Under the Sale of Goods Act 1979 goods must be as described, of satisfactory quality and fit for purpose.
Fit for purpose means both their everyday purpose, and also any specific purpose that you agreed with the seller (for example, if you specifically asked for a printer that would be compatible with your computer)
Goods sold must also match any sample you were shown in-store, or any description in a brochure.
If you have bought a faulty product, our guide shows you what you should do.
Who is responsible
If your goods fail to meet any of the above criteria then you could have a claim under the Sale of Goods Act.
If you want to make a claim under the Sale of Goods Act you have several possible ways of resolving your issue, depending on the circumstances and on what you want done.
Your rights are against the retailer – the company that sold you the product – not the manufacturer, and so you must make any claim against the retailer.
However, the Sale of Goods Act doesn’t apply to goods you've bought on hire purchase (HP).
Instead the Supply of Goods Implied Terms Act 1973 applies, which makes the HP company responsible for the quality of the goods supplied and gives you slightly different rights.

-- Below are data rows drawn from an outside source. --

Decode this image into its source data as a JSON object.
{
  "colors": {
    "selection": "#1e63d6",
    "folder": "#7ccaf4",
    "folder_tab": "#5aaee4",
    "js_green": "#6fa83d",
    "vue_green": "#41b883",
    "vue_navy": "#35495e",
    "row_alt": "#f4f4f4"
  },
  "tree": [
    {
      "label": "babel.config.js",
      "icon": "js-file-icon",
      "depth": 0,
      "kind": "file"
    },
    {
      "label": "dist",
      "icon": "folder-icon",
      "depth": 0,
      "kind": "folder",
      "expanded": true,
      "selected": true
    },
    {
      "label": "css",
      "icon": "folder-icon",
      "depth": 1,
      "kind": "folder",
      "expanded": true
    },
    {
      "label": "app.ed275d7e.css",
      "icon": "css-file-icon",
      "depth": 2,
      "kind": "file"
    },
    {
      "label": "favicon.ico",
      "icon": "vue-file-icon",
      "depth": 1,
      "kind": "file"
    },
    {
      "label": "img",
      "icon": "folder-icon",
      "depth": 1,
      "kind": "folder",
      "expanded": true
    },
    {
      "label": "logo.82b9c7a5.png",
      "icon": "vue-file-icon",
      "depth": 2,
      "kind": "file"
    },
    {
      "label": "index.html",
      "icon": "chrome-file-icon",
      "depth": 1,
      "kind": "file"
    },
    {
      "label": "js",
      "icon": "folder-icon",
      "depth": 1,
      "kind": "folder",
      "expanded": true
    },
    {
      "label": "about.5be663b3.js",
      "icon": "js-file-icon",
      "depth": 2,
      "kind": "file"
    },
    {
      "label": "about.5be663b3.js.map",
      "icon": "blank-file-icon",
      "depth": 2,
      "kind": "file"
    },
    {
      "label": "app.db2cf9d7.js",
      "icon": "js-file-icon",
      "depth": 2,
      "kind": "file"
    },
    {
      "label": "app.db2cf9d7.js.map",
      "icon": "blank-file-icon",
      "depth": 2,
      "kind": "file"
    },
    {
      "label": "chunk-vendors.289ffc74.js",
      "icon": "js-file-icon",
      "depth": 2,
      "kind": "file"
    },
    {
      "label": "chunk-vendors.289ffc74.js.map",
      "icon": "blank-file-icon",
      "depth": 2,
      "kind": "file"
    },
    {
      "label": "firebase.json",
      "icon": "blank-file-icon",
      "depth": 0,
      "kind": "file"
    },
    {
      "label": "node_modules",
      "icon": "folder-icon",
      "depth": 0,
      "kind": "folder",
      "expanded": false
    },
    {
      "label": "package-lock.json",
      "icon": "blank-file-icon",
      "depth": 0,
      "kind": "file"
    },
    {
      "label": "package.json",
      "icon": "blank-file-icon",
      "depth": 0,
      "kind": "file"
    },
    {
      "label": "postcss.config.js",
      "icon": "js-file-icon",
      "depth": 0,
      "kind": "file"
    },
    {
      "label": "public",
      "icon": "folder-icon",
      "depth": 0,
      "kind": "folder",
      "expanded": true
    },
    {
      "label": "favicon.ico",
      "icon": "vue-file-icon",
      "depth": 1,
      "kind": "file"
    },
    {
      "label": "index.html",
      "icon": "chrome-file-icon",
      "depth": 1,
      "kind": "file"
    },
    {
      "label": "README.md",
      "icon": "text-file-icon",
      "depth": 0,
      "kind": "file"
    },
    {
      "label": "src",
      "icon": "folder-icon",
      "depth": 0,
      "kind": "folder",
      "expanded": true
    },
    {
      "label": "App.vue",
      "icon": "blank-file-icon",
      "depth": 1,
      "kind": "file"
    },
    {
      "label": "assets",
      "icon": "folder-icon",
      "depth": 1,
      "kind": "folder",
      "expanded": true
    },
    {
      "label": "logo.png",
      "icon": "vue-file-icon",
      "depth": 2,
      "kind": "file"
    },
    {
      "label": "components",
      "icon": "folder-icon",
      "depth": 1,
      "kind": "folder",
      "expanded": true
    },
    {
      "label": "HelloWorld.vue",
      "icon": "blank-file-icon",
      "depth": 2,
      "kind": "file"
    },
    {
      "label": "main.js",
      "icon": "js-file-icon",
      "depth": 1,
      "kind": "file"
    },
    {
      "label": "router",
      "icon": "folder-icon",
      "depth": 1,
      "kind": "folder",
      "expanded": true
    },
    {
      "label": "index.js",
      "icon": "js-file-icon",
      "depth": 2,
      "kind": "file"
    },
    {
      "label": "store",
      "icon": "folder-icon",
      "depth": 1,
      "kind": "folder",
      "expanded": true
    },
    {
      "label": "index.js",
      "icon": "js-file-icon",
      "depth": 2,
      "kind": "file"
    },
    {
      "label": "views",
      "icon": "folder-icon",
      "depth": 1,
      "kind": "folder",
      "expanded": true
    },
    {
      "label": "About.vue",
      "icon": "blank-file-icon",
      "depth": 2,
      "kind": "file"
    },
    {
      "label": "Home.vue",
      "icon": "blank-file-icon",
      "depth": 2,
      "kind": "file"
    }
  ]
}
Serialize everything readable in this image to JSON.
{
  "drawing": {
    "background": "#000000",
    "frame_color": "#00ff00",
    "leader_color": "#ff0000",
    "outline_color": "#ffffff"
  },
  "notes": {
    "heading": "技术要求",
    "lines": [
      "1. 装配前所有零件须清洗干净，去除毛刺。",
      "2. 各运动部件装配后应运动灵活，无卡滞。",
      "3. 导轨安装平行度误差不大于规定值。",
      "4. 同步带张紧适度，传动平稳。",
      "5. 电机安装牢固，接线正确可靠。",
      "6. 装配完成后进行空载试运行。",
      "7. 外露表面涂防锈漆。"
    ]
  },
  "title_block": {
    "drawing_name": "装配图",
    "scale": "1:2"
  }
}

All goods must be:
- as described
- of satisfactory quality and
- fit for purpose
If they're not, the retailer is in breach of contract and you have a claim under the Sale of Goods Act

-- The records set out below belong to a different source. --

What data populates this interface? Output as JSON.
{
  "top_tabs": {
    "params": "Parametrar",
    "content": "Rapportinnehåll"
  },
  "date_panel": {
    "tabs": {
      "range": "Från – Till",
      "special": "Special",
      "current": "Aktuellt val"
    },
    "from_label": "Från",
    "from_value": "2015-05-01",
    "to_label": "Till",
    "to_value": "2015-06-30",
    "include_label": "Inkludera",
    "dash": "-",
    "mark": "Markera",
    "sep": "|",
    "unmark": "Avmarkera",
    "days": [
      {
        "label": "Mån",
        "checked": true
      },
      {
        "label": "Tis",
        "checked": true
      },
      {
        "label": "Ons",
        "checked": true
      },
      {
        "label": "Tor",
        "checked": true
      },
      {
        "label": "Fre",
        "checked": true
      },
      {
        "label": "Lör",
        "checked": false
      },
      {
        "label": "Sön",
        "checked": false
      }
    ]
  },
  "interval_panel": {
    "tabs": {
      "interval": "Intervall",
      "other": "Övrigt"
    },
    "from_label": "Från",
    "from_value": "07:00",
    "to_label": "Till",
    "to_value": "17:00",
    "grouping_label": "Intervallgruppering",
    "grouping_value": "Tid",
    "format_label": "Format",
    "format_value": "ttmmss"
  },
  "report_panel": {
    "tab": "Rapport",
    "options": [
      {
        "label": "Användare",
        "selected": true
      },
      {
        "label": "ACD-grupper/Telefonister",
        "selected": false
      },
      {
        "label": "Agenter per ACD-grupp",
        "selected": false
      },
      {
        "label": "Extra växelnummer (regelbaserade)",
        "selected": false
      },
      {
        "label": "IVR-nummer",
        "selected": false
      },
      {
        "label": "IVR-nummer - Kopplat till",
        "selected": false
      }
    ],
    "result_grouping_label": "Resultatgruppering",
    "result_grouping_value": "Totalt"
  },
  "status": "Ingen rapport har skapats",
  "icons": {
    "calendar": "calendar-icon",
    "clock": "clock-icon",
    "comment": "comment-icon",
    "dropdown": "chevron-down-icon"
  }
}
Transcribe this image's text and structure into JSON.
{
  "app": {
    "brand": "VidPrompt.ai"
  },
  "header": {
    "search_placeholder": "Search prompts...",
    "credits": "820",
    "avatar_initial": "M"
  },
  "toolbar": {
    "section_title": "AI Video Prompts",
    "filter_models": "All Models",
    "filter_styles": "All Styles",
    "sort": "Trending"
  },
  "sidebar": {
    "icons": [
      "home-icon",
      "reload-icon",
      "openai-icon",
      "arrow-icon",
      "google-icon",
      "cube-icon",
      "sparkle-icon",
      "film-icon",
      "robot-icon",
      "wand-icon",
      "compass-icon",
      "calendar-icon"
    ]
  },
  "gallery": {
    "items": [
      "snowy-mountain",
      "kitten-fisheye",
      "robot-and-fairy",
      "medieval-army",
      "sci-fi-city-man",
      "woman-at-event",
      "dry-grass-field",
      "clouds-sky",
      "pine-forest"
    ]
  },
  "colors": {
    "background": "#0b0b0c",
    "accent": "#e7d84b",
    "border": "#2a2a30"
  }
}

Returning faulty goods
If you buy a product that turns out to be faulty, you can choose to reject it which means you can give it back and get a refund.

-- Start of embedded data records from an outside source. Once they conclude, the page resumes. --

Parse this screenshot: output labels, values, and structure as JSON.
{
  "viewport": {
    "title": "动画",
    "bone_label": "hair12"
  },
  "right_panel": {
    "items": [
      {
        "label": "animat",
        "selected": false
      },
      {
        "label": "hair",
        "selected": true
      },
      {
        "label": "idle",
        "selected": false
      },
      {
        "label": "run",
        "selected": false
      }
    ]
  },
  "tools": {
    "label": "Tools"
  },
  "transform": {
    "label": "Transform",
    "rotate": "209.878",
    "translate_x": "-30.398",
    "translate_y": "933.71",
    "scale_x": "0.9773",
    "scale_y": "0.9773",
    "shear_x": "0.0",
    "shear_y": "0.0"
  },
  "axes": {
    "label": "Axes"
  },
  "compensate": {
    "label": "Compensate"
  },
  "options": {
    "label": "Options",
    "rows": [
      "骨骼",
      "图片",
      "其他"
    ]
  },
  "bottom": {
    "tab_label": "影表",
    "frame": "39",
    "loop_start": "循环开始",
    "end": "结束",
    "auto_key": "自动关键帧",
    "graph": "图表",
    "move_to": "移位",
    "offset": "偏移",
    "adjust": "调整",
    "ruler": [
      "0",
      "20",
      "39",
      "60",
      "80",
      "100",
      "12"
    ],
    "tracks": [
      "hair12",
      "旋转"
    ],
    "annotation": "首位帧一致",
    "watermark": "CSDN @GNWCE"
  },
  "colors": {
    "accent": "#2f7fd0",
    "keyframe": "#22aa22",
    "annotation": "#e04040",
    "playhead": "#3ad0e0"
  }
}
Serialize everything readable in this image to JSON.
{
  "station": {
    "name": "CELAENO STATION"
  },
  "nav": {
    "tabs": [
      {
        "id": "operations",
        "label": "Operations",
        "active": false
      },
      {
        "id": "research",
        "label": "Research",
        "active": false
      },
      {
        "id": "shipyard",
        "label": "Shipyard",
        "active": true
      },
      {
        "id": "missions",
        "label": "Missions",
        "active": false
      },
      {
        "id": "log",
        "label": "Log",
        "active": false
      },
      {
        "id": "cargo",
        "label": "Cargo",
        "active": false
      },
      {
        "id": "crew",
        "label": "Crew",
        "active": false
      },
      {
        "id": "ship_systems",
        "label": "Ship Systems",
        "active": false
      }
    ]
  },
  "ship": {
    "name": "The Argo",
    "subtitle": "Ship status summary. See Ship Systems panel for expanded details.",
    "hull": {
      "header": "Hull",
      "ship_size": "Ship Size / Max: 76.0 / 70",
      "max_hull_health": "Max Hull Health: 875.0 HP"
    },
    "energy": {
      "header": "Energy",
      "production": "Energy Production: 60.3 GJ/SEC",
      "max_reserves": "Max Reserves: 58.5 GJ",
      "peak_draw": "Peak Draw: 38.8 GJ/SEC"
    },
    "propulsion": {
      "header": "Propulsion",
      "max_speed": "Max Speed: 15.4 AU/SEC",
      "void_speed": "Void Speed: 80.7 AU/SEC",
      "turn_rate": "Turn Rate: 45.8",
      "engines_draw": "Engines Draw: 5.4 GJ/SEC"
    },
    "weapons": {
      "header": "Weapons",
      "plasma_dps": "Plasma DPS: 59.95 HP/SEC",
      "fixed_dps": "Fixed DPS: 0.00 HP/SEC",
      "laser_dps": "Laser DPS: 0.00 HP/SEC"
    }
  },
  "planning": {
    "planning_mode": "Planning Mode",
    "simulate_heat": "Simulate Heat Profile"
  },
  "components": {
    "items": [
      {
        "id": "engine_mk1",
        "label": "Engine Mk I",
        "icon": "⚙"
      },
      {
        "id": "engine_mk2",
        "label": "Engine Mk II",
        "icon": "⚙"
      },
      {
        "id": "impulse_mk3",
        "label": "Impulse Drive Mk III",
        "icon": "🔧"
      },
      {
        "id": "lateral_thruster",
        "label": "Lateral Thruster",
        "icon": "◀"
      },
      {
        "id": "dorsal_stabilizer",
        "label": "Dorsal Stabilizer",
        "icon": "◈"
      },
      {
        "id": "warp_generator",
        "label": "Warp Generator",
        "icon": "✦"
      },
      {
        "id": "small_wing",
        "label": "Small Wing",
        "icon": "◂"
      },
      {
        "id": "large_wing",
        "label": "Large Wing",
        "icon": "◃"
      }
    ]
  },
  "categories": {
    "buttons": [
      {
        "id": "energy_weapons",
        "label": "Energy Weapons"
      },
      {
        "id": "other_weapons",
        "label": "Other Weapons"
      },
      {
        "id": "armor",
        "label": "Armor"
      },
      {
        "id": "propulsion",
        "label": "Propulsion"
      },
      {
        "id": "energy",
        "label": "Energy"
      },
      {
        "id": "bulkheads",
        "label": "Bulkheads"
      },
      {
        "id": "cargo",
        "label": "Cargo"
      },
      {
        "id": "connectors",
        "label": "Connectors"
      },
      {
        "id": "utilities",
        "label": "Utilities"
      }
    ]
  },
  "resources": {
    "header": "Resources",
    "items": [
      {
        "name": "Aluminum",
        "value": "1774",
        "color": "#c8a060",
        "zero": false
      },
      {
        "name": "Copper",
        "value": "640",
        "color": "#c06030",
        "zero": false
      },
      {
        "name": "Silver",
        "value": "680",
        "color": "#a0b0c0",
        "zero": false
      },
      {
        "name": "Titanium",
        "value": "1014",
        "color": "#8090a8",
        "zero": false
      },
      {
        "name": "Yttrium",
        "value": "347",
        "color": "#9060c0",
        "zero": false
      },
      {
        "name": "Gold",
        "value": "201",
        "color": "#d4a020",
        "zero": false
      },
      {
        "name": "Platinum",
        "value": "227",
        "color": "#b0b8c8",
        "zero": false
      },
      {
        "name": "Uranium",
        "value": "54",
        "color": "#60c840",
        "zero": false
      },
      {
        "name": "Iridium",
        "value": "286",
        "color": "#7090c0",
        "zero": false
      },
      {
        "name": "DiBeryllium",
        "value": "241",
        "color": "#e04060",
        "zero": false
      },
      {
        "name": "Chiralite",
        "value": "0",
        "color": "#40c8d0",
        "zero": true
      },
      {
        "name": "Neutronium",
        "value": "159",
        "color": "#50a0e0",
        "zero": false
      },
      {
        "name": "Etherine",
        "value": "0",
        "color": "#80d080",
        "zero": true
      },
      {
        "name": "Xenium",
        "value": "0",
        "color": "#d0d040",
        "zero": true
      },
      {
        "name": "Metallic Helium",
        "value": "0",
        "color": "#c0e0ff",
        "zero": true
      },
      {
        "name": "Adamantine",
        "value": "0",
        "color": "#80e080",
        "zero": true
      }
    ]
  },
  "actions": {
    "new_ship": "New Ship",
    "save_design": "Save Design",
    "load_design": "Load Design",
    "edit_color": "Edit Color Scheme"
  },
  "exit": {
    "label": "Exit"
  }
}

But, the law only gives you a reasonable time to do this – what's reasonable depends on the product and how obvious the fault is.
However, even with major purchases or complex items, it’s safest to work on the basis you usually have no more than three to four weeks from when you receive it to reject it.
Getting faulty goods replaced or repaired
You have the right to get faulty goods replaced or repaired if it's too late to reject them. You can ask the retailer to do either, but they can normally choose to do whatever would be cheapest.
Under the Sale of Goods Act, the retailer must either repair or replace faulty goods 'within a reasonable time but without causing significant inconvenience'.
If the seller doesn't do this, you're entitled to claim either:
• a reduction on the purchase price, or
• your money back, minus an amount for the usage you've had of the goods (called recision)
If the retailer refuses to repair the goods, and they won't replace them either, you may have the right to arrange for someone else to repair your item, and then claim compensation from the retailer for the cost of doing this.
You have six years to take a claim to court for faulty goods in England, Wales and Northern Ireland; in Scotland you have five years.
Proving your claim for faulty goods
If your claim under the Sale of Goods Act ends up in court, you may have to prove that the fault was present when you bought the item and not, for example, something which was the result of normal wear and tear.
If your claim is about a problem that arises within six months of buying the product, it's up to the retailer to prove that the goods were of satisfactory quality, fit for purpose, or as described when it sold them.
For example, by showing that the problem was caused by an external factor such as accidental damage.
To get a faulty good repaired or replaced, follow our step-by-step guide.
Beyond six months, it's up to you to prove that the problem was there when you received the goods even if it has taken until now to come to light.
So, you may need to prove that the fault was not down to ordinary wear and tear or damage you caused, and that the product (or a component) should have lasted longer than it did.
To do this you may need an expert's report, for example, from an engineer or a mechanic.
Always try to keep the cost of any report proportionate to the value of the claim and, if you can, try to agree on an expert you and the seller both agree has the necessary expertise.